"I'm a big fan of John Garcia," says Oliveri of Kyuss's powerful wailer. "But to have a guy like John singing, you might as well call it Kyuss. Josh adds a new element. He tried out a bunch of singers until somebody finally told him, "'Dude, nobody else is gonna sing this shit, so you gotta sing it yourself.'"
Compared to Garcia's supercharged voice, Homme's down-to-earth vocal register humanizes the songs and brings a good deal more humor and pathos to them. When he sings "Life is a trip when you're psycho alone," on "You Can't Quit Me Baby," one of the album's standout tracks, it resonates with empathy rather than coming off as a put-down. And while the title and the weird slide tunings are a tip of the hat to Led Zeppelin, the bizarre, low-timbre, humming voices on that track and on "Give the Mule What He Wants" are right out of one of Ennio Morricone's scores. Unlike most guitar heroes whose "talent" depends on how many notes they can cram into a single measure, Homme will bend the same note for two minutes to get a suitable trance-like mood, as he does on "Walkin' on the Sidewalks."
Clearly, the Queens are not afraid of left field. When asked what direction the next album will take, Oliveri laughs. "Up, down, side-to-side, man. It's going in all different directions. I think you'll dig it. Some songs will be heavy, some songs will be trippy. We want to be able to move around with it and keep it new for everybody."
Aware of how playing the same songs all the time can quickly get boring, Oliveri promises surprises on the concert front as well. "We're gonna try tours where we have two drummers, tours where we have two guitar players, add and subtract members. We tour so much, and we plan to stay on the road and make records."

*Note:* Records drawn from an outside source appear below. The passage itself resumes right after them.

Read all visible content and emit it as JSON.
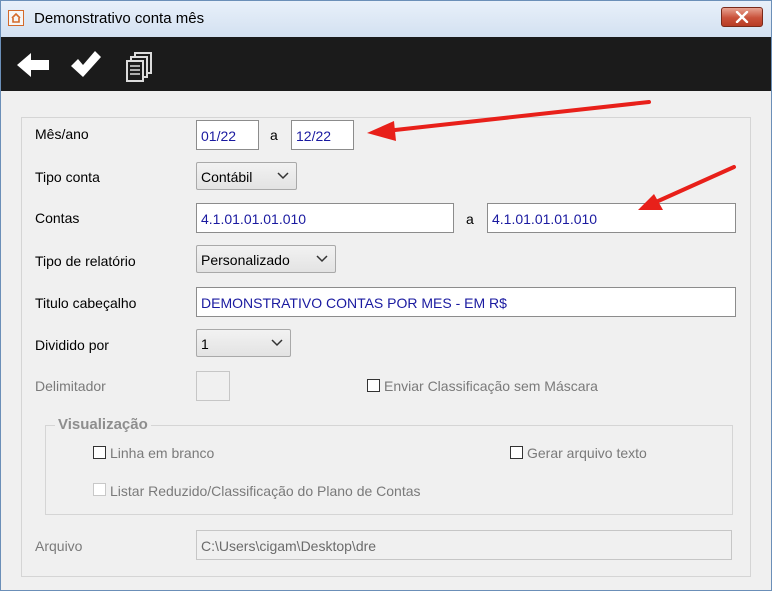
{
  "window": {
    "title": "Demonstrativo conta mês"
  },
  "toolbar": {
    "icons": [
      "back-arrow-icon",
      "checkmark-icon",
      "copy-pages-icon"
    ]
  },
  "form": {
    "mes_ano": {
      "label": "Mês/ano",
      "from": "01/22",
      "sep": "a",
      "to": "12/22"
    },
    "tipo_conta": {
      "label": "Tipo conta",
      "value": "Contábil"
    },
    "contas": {
      "label": "Contas",
      "from": "4.1.01.01.01.010",
      "sep": "a",
      "to": "4.1.01.01.01.010"
    },
    "tipo_relatorio": {
      "label": "Tipo de relatório",
      "value": "Personalizado"
    },
    "titulo": {
      "label": "Titulo cabeçalho",
      "value": "DEMONSTRATIVO CONTAS POR MES  - EM R$"
    },
    "dividido": {
      "label": "Dividido por",
      "value": "1"
    },
    "delimitador": {
      "label": "Delimitador",
      "value": ""
    },
    "enviar_classificacao": {
      "label": "Enviar Classificação sem Máscara",
      "checked": false
    },
    "visualizacao": {
      "title": "Visualização",
      "linha_branco": {
        "label": "Linha em branco",
        "checked": false
      },
      "gerar_texto": {
        "label": "Gerar arquivo texto",
        "checked": false
      },
      "listar_reduzido": {
        "label": "Listar Reduzido/Classificação do Plano de Contas",
        "checked": false
      }
    },
    "arquivo": {
      "label": "Arquivo",
      "value": "C:\\Users\\cigam\\Desktop\\dre"
    }
  },
  "colors": {
    "toolbar_bg": "#1b1b1b",
    "field_text": "#1a1aa0",
    "annotation_arrow": "#e8201a"
  }
}
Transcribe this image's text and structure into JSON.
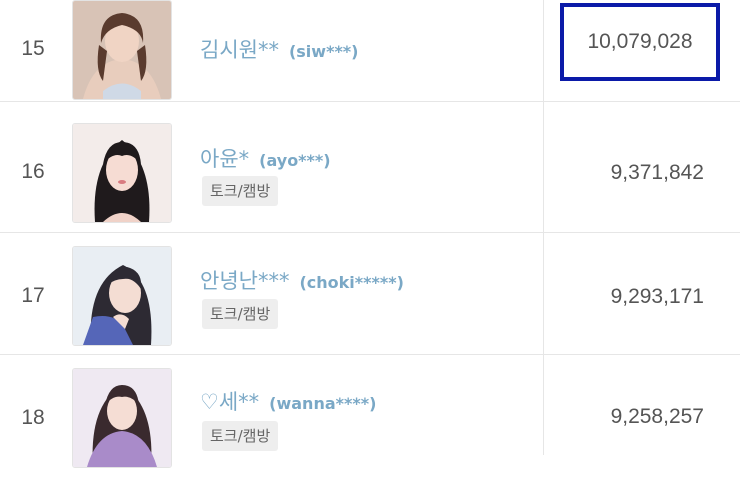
{
  "rows": [
    {
      "rank": "15",
      "name": "김시원**",
      "user_id": "(siw***)",
      "value": "10,079,028",
      "highlighted": true
    },
    {
      "rank": "16",
      "name": "아윤*",
      "user_id": "(ayo***)",
      "tag": "토크/캠방",
      "value": "9,371,842"
    },
    {
      "rank": "17",
      "name": "안녕난***",
      "user_id": "(choki*****)",
      "tag": "토크/캠방",
      "value": "9,293,171"
    },
    {
      "rank": "18",
      "name": "♡세**",
      "user_id": "(wanna****)",
      "tag": "토크/캠방",
      "value": "9,258,257"
    }
  ],
  "colors": {
    "name_link": "#7aa8c6",
    "highlight_border": "#0b1aa8",
    "divider": "#e6e6e6",
    "tag_bg": "#eeeeee"
  }
}
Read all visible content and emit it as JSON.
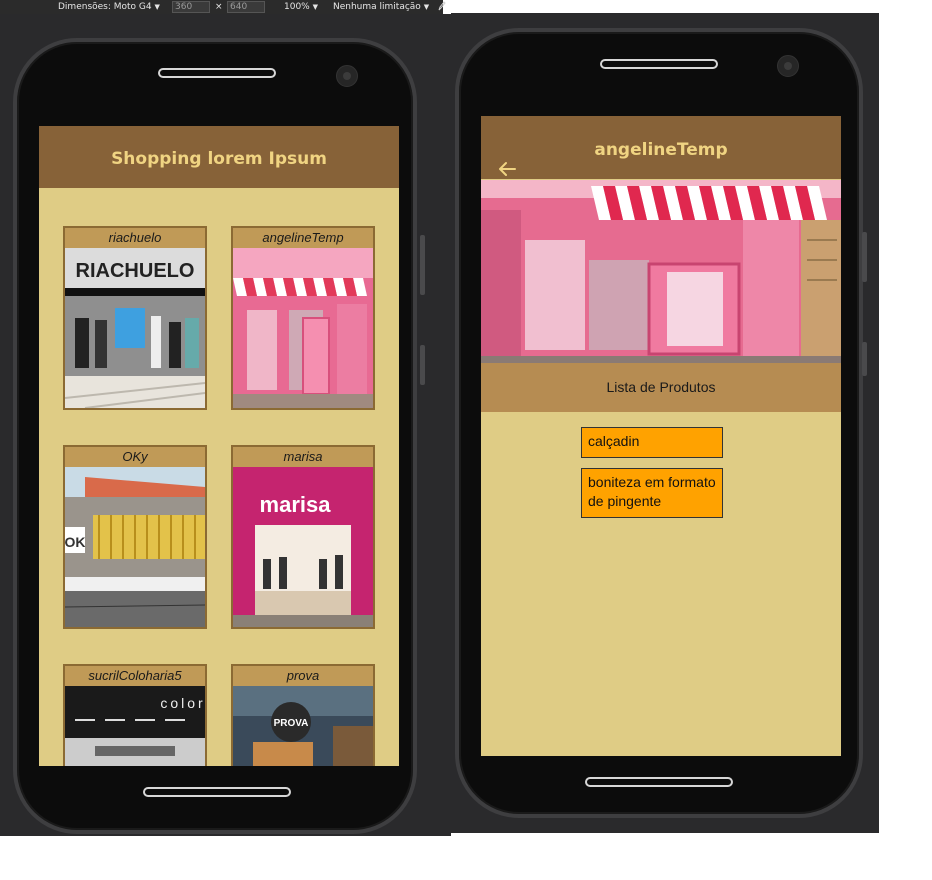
{
  "devtools": {
    "dimensions_label": "Dimensões: Moto G4",
    "width": "360",
    "times": "×",
    "height": "640",
    "zoom": "100%",
    "throttle": "Nenhuma limitação",
    "caret": "▼"
  },
  "left_screen": {
    "title": "Shopping lorem Ipsum",
    "stores": [
      {
        "name": "riachuelo",
        "sign": "RIACHUELO"
      },
      {
        "name": "angelineTemp",
        "sign": ""
      },
      {
        "name": "OKy",
        "sign": "OK"
      },
      {
        "name": "marisa",
        "sign": "marisa"
      },
      {
        "name": "sucrilColoharia5",
        "sign": "color"
      },
      {
        "name": "prova",
        "sign": "PROVA"
      }
    ]
  },
  "right_screen": {
    "title": "angelineTemp",
    "back_icon": "arrow-left-icon",
    "list_title": "Lista de Produtos",
    "products": [
      "calçadin",
      "boniteza em formato de pingente"
    ]
  },
  "colors": {
    "appbar": "#876238",
    "appbar_text": "#f0d482",
    "screen_bg": "#dfcc85",
    "list_header": "#b68c52",
    "product_bg": "#ffa200"
  }
}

The Queens made good on that promise during their last tour, when they enlisted new member Dave Catching to play electric piano and lap steel as well as rhythm guitar on a couple of songs. "We want to be able to do stuff live that expands on the album. We're not trying to write any hits."
Maybe not, but many of the tracks from the group's first album could easily match the Foo Fighters for catchiness and focused hooks. Cementing their appeal with alternative radio, the Queens recently toured with Smashing Pumpkins. "They played smaller places, for them, so nobody who would have come to see the Queens would have been able to get in, 'cause it was all sold out in however many minutes," says Oliveri. "We really enjoyed that tour, because we wanted to play for the young girls."
The Queens got that chance again when the band toured with Hole after Courtney Love and company defected from the ill-fated Marilyn Manson bill. "I'm pretty sure Courtney gave out at least one guitar or two to some girl in the audience every night. It was pretty wild," Oliveri says, laughing.
The bandmembers can leave the chaos of the road behind when they return to their desert home, where no one over thirty even knows who they are. "It's kind of cool to come back after a tour to a slow-moving place like Palm Desert," says Oliveri. "If you're not playing music here, you're not doing much."
So let Palm Springs and the neighboring counties ignore the contributions of Queens of the Stone Age and the trails the band has blazed in the field of stoner rock. Once all the desert geezers die off and will their orange and green golf jackets to thrift stores, maybe then the chamber of commerce will get around to erecting a plaque or something. After all, it took thirty years and a major motion picture before Lubbock, Texas, gave its most famous son, Buddy Holly, a bronze statue. A wooden cutout of Josh Homme in front of Blimpie's could take even longer.